Okinawa zwischen Krieg und Frieden
Ein Besucher aus Vietnam:
"Okinawa bedeutet in Vietnam die Furcht selbst."
2019: On the Political Culture of Okinawa's Anti-Base Sit-In
Source: The Asia-Pacific Journal | Japan Focus Volume 17 | Issue 23 | Number 2 | Article ID 5330 | Dec 01, 2019
Mit freundlicher Erlaubnis von Japan Focus.
We’re Not So Good at Running ... But We Still Know How to Sit:
On The Political Culture of Okinawa’s Anti-Base Sit-In
C. Douglas Lummis
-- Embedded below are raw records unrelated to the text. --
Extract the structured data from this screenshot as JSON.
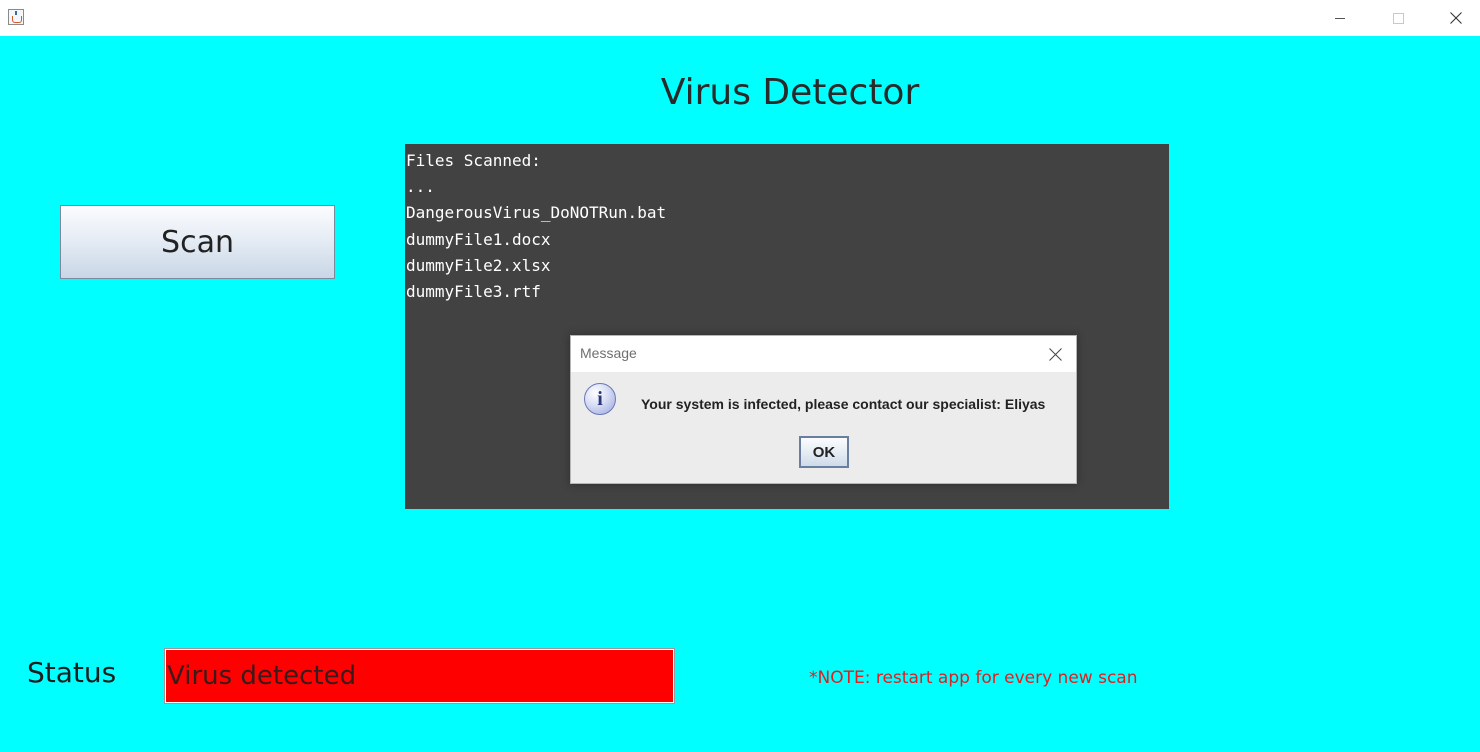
{
  "window": {
    "icon": "java-coffee-cup-icon",
    "controls": {
      "minimize": "minimize-icon",
      "maximize": "maximize-icon",
      "close": "close-icon"
    }
  },
  "main": {
    "title": "Virus Detector",
    "scan_button_label": "Scan",
    "output_lines": [
      "Files Scanned:",
      "...",
      "DangerousVirus_DoNOTRun.bat",
      "dummyFile1.docx",
      "dummyFile2.xlsx",
      "dummyFile3.rtf"
    ]
  },
  "dialog": {
    "title": "Message",
    "icon": "info-icon",
    "icon_glyph": "i",
    "message": "Your system is infected, please contact our specialist: Eliyas",
    "ok_label": "OK"
  },
  "status": {
    "label": "Status",
    "value": "Virus detected",
    "color": "#ff0000"
  },
  "note": "*NOTE: restart app for every new scan",
  "colors": {
    "background": "#00ffff",
    "output_background": "#424242",
    "note_text": "#e02020"
  }
}
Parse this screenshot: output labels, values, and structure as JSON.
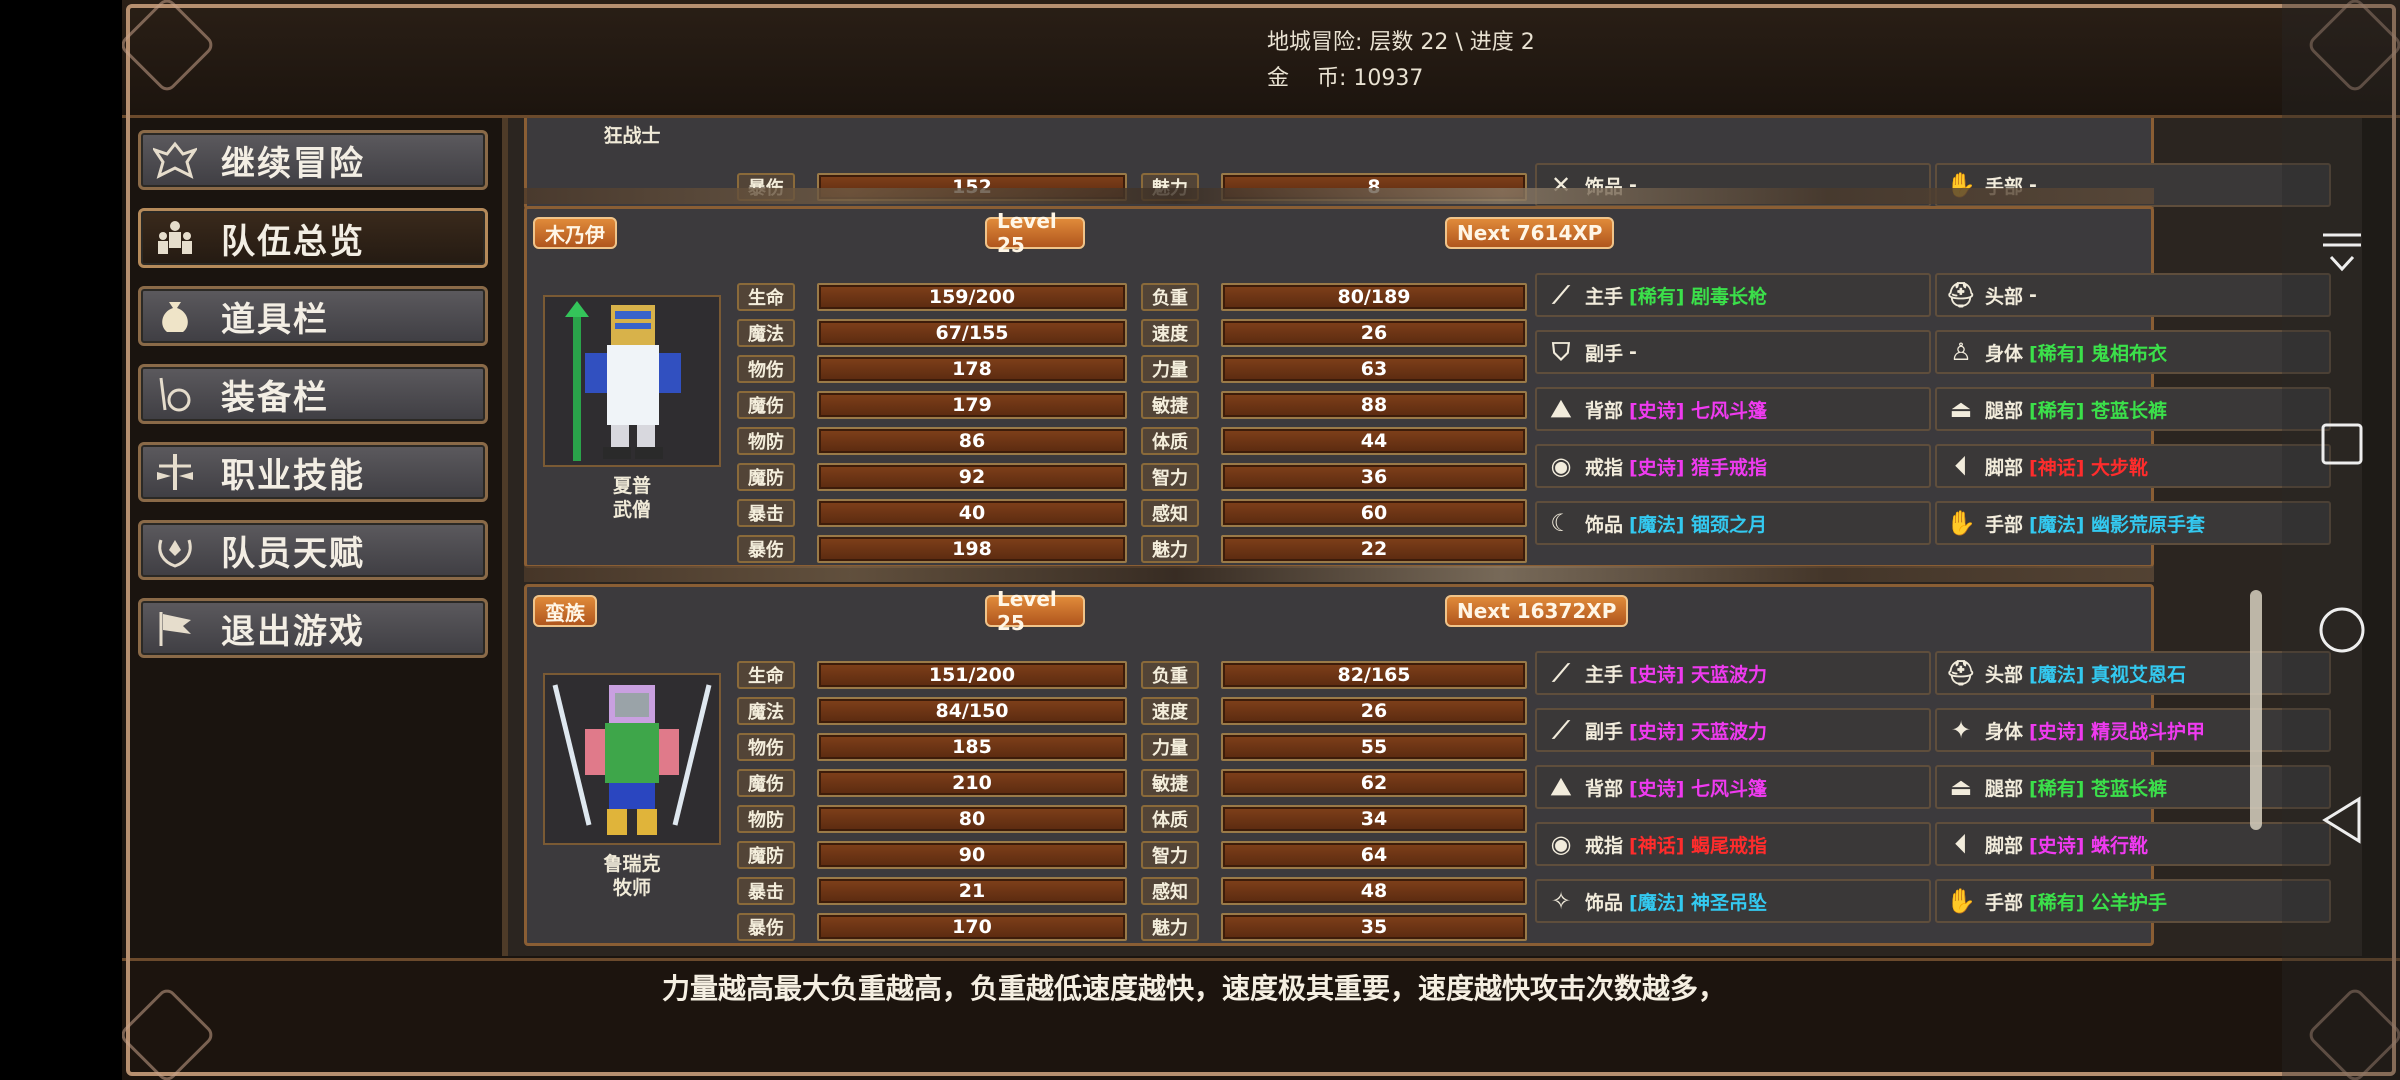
{
  "header": {
    "line1": "地城冒险: 层数 22 \\ 进度 2",
    "line2": "金    币: 10937"
  },
  "menu": [
    {
      "label": "继续冒险",
      "icon": "dragon-icon"
    },
    {
      "label": "队伍总览",
      "icon": "party-icon",
      "active": true
    },
    {
      "label": "道具栏",
      "icon": "bag-icon"
    },
    {
      "label": "装备栏",
      "icon": "equipment-icon"
    },
    {
      "label": "职业技能",
      "icon": "sword-icon"
    },
    {
      "label": "队员天赋",
      "icon": "laurel-icon"
    },
    {
      "label": "退出游戏",
      "icon": "flag-icon"
    }
  ],
  "partial": {
    "name": "狂战士",
    "stats": [
      {
        "l": "暴伤",
        "v": "152",
        "l2": "魅力",
        "v2": "8"
      }
    ],
    "eq": [
      {
        "slot": "饰品",
        "text": "-",
        "rarity": "",
        "icon": "crossed-swords-icon"
      },
      {
        "slot": "手部",
        "text": "-",
        "rarity": "",
        "icon": "glove-icon"
      }
    ]
  },
  "characters": [
    {
      "tag": "木乃伊",
      "level": "Level 25",
      "next": "Next 7614XP",
      "name": "夏普",
      "cls": "武僧",
      "stats": [
        {
          "l": "生命",
          "v": "159/200",
          "l2": "负重",
          "v2": "80/189"
        },
        {
          "l": "魔法",
          "v": "67/155",
          "l2": "速度",
          "v2": "26"
        },
        {
          "l": "物伤",
          "v": "178",
          "l2": "力量",
          "v2": "63"
        },
        {
          "l": "魔伤",
          "v": "179",
          "l2": "敏捷",
          "v2": "88"
        },
        {
          "l": "物防",
          "v": "86",
          "l2": "体质",
          "v2": "44"
        },
        {
          "l": "魔防",
          "v": "92",
          "l2": "智力",
          "v2": "36"
        },
        {
          "l": "暴击",
          "v": "40",
          "l2": "感知",
          "v2": "60"
        },
        {
          "l": "暴伤",
          "v": "198",
          "l2": "魅力",
          "v2": "22"
        }
      ],
      "eq": [
        {
          "slot": "主手",
          "text": "[稀有] 剧毒长枪",
          "rarity": "rare",
          "icon": "spear-icon"
        },
        {
          "slot": "头部",
          "text": "-",
          "rarity": "",
          "icon": "helmet-icon"
        },
        {
          "slot": "副手",
          "text": "-",
          "rarity": "",
          "icon": "shield-icon"
        },
        {
          "slot": "身体",
          "text": "[稀有] 鬼相布衣",
          "rarity": "rare",
          "icon": "robe-icon"
        },
        {
          "slot": "背部",
          "text": "[史诗] 七风斗篷",
          "rarity": "epic",
          "icon": "cloak-icon"
        },
        {
          "slot": "腿部",
          "text": "[稀有] 苍蓝长裤",
          "rarity": "rare",
          "icon": "pants-icon"
        },
        {
          "slot": "戒指",
          "text": "[史诗] 猎手戒指",
          "rarity": "epic",
          "icon": "ring-icon"
        },
        {
          "slot": "脚部",
          "text": "[神话] 大步靴",
          "rarity": "legend",
          "icon": "boots-icon"
        },
        {
          "slot": "饰品",
          "text": "[魔法] 锢颈之月",
          "rarity": "magic",
          "icon": "amulet-icon"
        },
        {
          "slot": "手部",
          "text": "[魔法] 幽影荒原手套",
          "rarity": "magic",
          "icon": "gauntlet-icon"
        }
      ]
    },
    {
      "tag": "蛮族",
      "level": "Level 25",
      "next": "Next 16372XP",
      "name": "鲁瑞克",
      "cls": "牧师",
      "stats": [
        {
          "l": "生命",
          "v": "151/200",
          "l2": "负重",
          "v2": "82/165"
        },
        {
          "l": "魔法",
          "v": "84/150",
          "l2": "速度",
          "v2": "26"
        },
        {
          "l": "物伤",
          "v": "185",
          "l2": "力量",
          "v2": "55"
        },
        {
          "l": "魔伤",
          "v": "210",
          "l2": "敏捷",
          "v2": "62"
        },
        {
          "l": "物防",
          "v": "80",
          "l2": "体质",
          "v2": "34"
        },
        {
          "l": "魔防",
          "v": "90",
          "l2": "智力",
          "v2": "64"
        },
        {
          "l": "暴击",
          "v": "21",
          "l2": "感知",
          "v2": "48"
        },
        {
          "l": "暴伤",
          "v": "170",
          "l2": "魅力",
          "v2": "35"
        }
      ],
      "eq": [
        {
          "slot": "主手",
          "text": "[史诗] 天蓝波力",
          "rarity": "epic",
          "icon": "blade-icon"
        },
        {
          "slot": "头部",
          "text": "[魔法] 真视艾恩石",
          "rarity": "magic",
          "icon": "helmet-icon"
        },
        {
          "slot": "副手",
          "text": "[史诗] 天蓝波力",
          "rarity": "epic",
          "icon": "blade-icon"
        },
        {
          "slot": "身体",
          "text": "[史诗] 精灵战斗护甲",
          "rarity": "epic",
          "icon": "armor-icon"
        },
        {
          "slot": "背部",
          "text": "[史诗] 七风斗篷",
          "rarity": "epic",
          "icon": "cloak-icon"
        },
        {
          "slot": "腿部",
          "text": "[稀有] 苍蓝长裤",
          "rarity": "rare",
          "icon": "pants-icon"
        },
        {
          "slot": "戒指",
          "text": "[神话] 蝎尾戒指",
          "rarity": "legend",
          "icon": "ring-icon"
        },
        {
          "slot": "脚部",
          "text": "[史诗] 蛛行靴",
          "rarity": "epic",
          "icon": "boots-icon"
        },
        {
          "slot": "饰品",
          "text": "[魔法] 神圣吊坠",
          "rarity": "magic",
          "icon": "pendant-icon"
        },
        {
          "slot": "手部",
          "text": "[稀有] 公羊护手",
          "rarity": "rare",
          "icon": "gauntlet-icon"
        }
      ]
    }
  ],
  "footer": {
    "tip": "力量越高最大负重越高，负重越低速度越快，速度极其重要，速度越快攻击次数越多，"
  },
  "colors": {
    "rare": "#3be04a",
    "epic": "#ef3af0",
    "magic": "#33c9f0",
    "legend": "#ff2c2c",
    "tag": "#d9792e"
  }
}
"... Awa, Okinawa. We had spent the morning milling around in the crosswalk at the gate to Ryukyu Cement’s docking area, trying to block, or at least to slow down, the long parade of dump trucks carrying dirt into the site. Once in the site the trucks dump their dirt on the ground, where it is shoveled onto a huge conveyer belt that delivers it to a waiting ship. When filled, the ship will carry it around to the other side of Okinawa Island and pour it into the sea off Cape Henoko, where the Japanese Government is preparing to build a new super airbase for the US Marines on reclaimed Land. Okinawans opposed to this project carry out daily sit-ins and mill-ins at various points of entry, where the action can be effective, and also use sea kayaks to obstruct operations at the construction site itself. (Today as I write this (11 October, 2019), the sit-in at Henoko’s Camp Schwab, where the airstrip is to be built, is in its 1845th day.)